## Required work
The answer should be one number, the count of lines in the data with "structured".

Segment Start: Stored data

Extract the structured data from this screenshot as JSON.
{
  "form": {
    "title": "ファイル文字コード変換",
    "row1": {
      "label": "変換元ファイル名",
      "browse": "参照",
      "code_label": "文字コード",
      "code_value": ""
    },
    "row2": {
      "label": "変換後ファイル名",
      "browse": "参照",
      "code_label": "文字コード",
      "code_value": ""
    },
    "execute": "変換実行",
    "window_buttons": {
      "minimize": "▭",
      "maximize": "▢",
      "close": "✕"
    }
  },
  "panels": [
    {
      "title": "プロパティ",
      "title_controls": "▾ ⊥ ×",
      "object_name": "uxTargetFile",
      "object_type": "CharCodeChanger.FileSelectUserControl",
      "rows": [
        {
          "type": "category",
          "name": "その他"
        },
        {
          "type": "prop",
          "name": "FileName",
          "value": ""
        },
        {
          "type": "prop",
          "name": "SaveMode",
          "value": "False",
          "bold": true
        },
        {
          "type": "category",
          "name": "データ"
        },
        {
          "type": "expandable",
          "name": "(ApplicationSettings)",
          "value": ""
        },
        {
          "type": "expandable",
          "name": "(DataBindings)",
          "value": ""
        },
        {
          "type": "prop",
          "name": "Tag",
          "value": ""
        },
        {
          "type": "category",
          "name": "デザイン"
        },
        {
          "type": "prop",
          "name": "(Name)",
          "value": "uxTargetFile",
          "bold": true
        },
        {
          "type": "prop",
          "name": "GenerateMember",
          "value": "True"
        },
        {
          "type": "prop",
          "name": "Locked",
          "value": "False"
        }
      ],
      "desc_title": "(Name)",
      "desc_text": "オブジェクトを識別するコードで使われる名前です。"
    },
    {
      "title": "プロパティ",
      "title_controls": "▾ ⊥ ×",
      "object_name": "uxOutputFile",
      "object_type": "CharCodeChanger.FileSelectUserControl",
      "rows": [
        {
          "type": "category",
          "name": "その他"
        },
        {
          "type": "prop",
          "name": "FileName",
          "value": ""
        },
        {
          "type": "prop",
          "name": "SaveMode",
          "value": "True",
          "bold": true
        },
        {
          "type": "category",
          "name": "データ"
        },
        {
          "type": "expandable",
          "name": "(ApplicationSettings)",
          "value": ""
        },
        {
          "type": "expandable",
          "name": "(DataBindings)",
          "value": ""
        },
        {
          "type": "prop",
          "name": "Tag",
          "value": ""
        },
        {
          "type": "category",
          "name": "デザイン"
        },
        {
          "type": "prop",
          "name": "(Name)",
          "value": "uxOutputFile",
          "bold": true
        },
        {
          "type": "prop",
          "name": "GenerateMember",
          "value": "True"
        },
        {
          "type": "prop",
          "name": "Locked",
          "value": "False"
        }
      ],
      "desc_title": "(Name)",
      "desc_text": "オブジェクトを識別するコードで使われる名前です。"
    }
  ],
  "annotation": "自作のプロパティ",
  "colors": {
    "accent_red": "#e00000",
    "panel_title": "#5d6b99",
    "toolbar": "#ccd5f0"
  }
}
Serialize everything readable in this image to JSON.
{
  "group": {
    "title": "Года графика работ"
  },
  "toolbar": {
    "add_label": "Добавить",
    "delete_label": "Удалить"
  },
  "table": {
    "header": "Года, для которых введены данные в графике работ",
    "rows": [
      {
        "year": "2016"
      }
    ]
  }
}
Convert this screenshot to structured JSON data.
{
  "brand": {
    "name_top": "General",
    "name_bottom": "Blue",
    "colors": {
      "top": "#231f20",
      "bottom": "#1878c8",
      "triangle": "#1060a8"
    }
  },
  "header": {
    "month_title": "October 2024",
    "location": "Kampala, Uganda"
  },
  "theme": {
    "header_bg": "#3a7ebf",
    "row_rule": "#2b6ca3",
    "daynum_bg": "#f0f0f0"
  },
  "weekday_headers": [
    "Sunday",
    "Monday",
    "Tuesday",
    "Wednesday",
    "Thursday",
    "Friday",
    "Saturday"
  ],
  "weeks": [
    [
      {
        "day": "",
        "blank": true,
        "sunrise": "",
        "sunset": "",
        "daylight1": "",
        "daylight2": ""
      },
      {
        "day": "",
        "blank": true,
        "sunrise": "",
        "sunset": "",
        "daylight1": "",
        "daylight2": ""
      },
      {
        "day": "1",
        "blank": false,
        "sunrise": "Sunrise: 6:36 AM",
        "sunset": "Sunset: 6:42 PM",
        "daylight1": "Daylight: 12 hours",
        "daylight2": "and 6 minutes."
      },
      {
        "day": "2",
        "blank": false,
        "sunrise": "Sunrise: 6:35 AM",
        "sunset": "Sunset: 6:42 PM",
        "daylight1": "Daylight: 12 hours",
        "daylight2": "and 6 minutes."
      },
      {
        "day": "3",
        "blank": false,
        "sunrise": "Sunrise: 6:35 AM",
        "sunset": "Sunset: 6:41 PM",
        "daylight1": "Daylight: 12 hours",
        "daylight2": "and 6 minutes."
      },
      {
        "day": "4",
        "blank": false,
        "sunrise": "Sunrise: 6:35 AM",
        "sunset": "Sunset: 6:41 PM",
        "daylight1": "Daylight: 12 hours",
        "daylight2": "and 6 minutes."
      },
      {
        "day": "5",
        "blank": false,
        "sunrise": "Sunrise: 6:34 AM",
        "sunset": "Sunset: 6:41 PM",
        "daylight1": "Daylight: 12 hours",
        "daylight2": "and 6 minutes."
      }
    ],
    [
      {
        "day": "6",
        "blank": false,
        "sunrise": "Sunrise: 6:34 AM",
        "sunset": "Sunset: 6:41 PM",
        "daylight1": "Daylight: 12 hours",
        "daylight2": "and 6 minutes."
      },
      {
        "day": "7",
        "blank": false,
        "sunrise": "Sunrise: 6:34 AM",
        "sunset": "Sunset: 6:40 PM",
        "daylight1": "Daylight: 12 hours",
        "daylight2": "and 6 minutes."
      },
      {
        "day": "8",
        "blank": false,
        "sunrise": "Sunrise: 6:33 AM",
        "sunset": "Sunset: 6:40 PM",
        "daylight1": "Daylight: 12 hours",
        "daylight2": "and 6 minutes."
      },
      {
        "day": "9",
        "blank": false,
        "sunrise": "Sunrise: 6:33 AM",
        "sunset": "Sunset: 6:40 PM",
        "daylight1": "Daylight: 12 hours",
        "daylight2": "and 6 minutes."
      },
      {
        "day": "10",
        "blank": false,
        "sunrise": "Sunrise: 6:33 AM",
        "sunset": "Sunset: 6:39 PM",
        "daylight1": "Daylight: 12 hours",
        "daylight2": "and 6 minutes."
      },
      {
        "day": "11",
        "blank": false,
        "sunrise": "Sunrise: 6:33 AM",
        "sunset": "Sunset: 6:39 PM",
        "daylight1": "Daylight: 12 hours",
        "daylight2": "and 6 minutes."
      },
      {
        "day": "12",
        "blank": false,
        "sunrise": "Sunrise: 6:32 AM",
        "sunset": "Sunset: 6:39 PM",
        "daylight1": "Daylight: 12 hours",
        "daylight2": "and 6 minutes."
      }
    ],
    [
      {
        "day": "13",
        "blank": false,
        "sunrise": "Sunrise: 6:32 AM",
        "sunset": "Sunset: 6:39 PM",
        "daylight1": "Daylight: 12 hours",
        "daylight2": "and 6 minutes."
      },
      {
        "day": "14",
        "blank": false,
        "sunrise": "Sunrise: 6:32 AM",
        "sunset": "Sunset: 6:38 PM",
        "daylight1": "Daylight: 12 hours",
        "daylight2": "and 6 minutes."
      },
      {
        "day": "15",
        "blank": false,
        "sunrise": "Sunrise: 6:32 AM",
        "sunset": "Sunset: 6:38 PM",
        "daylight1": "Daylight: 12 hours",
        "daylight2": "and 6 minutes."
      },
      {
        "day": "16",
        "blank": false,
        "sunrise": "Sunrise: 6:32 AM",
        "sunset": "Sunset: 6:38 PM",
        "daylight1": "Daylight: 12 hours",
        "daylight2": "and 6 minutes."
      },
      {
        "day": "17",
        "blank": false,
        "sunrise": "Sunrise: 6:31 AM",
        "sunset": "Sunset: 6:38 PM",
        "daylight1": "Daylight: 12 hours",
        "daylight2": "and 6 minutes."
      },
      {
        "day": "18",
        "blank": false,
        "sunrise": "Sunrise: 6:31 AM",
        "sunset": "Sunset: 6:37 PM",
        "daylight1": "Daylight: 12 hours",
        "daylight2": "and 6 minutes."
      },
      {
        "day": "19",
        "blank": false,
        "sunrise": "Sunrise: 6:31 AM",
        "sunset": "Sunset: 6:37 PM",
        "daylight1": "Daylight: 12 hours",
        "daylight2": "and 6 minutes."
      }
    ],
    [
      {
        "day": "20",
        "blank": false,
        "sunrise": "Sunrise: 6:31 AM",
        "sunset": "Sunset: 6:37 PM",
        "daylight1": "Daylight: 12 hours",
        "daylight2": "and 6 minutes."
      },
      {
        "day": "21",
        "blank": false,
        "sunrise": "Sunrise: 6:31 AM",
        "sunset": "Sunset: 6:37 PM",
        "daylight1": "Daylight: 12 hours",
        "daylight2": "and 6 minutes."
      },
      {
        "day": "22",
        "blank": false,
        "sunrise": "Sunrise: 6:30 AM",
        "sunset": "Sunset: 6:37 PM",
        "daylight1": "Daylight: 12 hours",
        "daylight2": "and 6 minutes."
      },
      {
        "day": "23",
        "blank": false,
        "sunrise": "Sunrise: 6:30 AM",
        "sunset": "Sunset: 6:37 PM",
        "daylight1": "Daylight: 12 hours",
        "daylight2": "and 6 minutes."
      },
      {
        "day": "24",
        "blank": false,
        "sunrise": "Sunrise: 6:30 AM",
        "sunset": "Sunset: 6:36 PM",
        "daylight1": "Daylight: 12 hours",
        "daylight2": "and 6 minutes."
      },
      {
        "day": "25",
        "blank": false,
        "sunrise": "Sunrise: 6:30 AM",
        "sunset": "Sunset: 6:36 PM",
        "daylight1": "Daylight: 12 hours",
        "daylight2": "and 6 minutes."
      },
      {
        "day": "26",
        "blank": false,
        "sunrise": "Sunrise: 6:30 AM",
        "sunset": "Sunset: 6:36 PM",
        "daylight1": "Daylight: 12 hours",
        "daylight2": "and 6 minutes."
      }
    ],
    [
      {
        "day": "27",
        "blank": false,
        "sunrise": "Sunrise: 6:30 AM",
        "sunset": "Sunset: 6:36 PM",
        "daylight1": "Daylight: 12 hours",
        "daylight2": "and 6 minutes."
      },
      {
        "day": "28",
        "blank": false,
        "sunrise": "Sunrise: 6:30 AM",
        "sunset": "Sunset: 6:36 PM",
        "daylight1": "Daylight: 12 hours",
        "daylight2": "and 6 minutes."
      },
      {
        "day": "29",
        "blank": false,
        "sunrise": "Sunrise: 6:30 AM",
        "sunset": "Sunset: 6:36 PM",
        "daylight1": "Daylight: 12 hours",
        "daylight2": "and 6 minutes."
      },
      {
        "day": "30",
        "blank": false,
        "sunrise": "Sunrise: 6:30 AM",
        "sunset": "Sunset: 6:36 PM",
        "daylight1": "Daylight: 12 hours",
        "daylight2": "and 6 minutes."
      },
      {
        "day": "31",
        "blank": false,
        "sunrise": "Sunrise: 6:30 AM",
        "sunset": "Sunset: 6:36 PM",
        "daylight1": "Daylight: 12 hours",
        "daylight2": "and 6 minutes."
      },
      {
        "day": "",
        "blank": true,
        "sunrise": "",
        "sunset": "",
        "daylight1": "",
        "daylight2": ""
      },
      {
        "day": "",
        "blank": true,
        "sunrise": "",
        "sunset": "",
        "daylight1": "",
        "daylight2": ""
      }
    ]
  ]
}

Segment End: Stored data

## Answer to the problem
2